_Problem statement:_
Whatever the listing holds, output it without alteration.

════════════════

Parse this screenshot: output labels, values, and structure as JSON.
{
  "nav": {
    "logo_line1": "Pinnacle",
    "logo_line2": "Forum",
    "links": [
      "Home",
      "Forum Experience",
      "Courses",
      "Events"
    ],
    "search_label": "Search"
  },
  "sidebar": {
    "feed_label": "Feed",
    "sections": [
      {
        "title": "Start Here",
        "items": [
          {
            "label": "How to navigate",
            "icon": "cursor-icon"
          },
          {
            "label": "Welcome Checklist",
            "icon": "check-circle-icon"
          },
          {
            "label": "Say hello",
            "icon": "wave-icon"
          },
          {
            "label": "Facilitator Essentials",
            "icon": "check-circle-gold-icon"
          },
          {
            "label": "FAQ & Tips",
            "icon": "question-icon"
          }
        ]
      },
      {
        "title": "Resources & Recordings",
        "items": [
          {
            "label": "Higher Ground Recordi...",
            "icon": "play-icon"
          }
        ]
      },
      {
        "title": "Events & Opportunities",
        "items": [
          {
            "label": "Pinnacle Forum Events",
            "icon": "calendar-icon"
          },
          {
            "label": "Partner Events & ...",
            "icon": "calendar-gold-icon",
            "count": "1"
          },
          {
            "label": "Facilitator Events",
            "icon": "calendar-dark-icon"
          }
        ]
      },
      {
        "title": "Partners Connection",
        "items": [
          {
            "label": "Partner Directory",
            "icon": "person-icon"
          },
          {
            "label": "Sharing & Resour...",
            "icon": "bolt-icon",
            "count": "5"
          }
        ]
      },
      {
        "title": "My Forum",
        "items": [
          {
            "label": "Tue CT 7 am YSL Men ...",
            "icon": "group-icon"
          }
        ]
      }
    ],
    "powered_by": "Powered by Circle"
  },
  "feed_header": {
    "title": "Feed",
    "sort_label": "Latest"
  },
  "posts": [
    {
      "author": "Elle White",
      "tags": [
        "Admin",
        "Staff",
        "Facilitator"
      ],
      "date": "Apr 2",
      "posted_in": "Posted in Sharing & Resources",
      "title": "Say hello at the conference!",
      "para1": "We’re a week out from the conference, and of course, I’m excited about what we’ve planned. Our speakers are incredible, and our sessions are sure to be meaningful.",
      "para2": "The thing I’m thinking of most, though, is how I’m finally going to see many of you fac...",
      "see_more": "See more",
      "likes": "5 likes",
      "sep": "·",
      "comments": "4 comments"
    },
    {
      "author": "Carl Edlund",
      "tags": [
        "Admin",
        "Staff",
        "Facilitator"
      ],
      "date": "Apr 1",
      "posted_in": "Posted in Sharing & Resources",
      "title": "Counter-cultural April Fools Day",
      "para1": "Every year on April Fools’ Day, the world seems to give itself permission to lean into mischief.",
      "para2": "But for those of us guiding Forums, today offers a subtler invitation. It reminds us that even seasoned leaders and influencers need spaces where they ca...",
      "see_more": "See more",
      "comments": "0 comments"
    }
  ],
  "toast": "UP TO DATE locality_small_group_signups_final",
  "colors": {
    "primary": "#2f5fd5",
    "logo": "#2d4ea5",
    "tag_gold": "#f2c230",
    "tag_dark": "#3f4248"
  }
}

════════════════

_Output of the exercise:_
Parse this screenshot: output labels, values, and structure as JSON.
{
  "nav": {
    "logo_line1": "Pinnacle",
    "logo_line2": "Forum",
    "links": [
      "Home",
      "Forum Experience",
      "Courses",
      "Events"
    ],
    "search_label": "Search"
  },
  "sidebar": {
    "feed_label": "Feed",
    "sections": [
      {
        "title": "Start Here",
        "items": [
          {
            "label": "How to navigate",
            "icon": "cursor-icon"
          },
          {
            "label": "Welcome Checklist",
            "icon": "check-circle-icon"
          },
          {
            "label": "Say hello",
            "icon": "wave-icon"
          },
          {
            "label": "Facilitator Essentials",
            "icon": "check-circle-gold-icon"
          },
          {
            "label": "FAQ & Tips",
            "icon": "question-icon"
          }
        ]
      },
      {
        "title": "Resources & Recordings",
        "items": [
          {
            "label": "Higher Ground Recordi...",
            "icon": "play-icon"
          }
        ]
      },
      {
        "title": "Events & Opportunities",
        "items": [
          {
            "label": "Pinnacle Forum Events",
            "icon": "calendar-icon"
          },
          {
            "label": "Partner Events & ...",
            "icon": "calendar-gold-icon",
            "count": "1"
          },
          {
            "label": "Facilitator Events",
            "icon": "calendar-dark-icon"
          }
        ]
      },
      {
        "title": "Partners Connection",
        "items": [
          {
            "label": "Partner Directory",
            "icon": "person-icon"
          },
          {
            "label": "Sharing & Resour...",
            "icon": "bolt-icon",
            "count": "5"
          }
        ]
      },
      {
        "title": "My Forum",
        "items": [
          {
            "label": "Tue CT 7 am YSL Men ...",
            "icon": "group-icon"
          }
        ]
      }
    ],
    "powered_by": "Powered by Circle"
  },
  "feed_header": {
    "title": "Feed",
    "sort_label": "Latest"
  },
  "posts": [
    {
      "author": "Elle White",
      "tags": [
        "Admin",
        "Staff",
        "Facilitator"
      ],
      "date": "Apr 2",
      "posted_in": "Posted in Sharing & Resources",
      "title": "Say hello at the conference!",
      "para1": "We’re a week out from the conference, and of course, I’m excited about what we’ve planned. Our speakers are incredible, and our sessions are sure to be meaningful.",
      "para2": "The thing I’m thinking of most, though, is how I’m finally going to see many of you fac...",
      "see_more": "See more",
      "likes": "5 likes",
      "sep": "·",
      "comments": "4 comments"
    },
    {
      "author": "Carl Edlund",
      "tags": [
        "Admin",
        "Staff",
        "Facilitator"
      ],
      "date": "Apr 1",
      "posted_in": "Posted in Sharing & Resources",
      "title": "Counter-cultural April Fools Day",
      "para1": "Every year on April Fools’ Day, the world seems to give itself permission to lean into mischief.",
      "para2": "But for those of us guiding Forums, today offers a subtler invitation. It reminds us that even seasoned leaders and influencers need spaces where they ca...",
      "see_more": "See more",
      "comments": "0 comments"
    }
  ],
  "toast": "UP TO DATE locality_small_group_signups_final",
  "colors": {
    "primary": "#2f5fd5",
    "logo": "#2d4ea5",
    "tag_gold": "#f2c230",
    "tag_dark": "#3f4248"
  }
}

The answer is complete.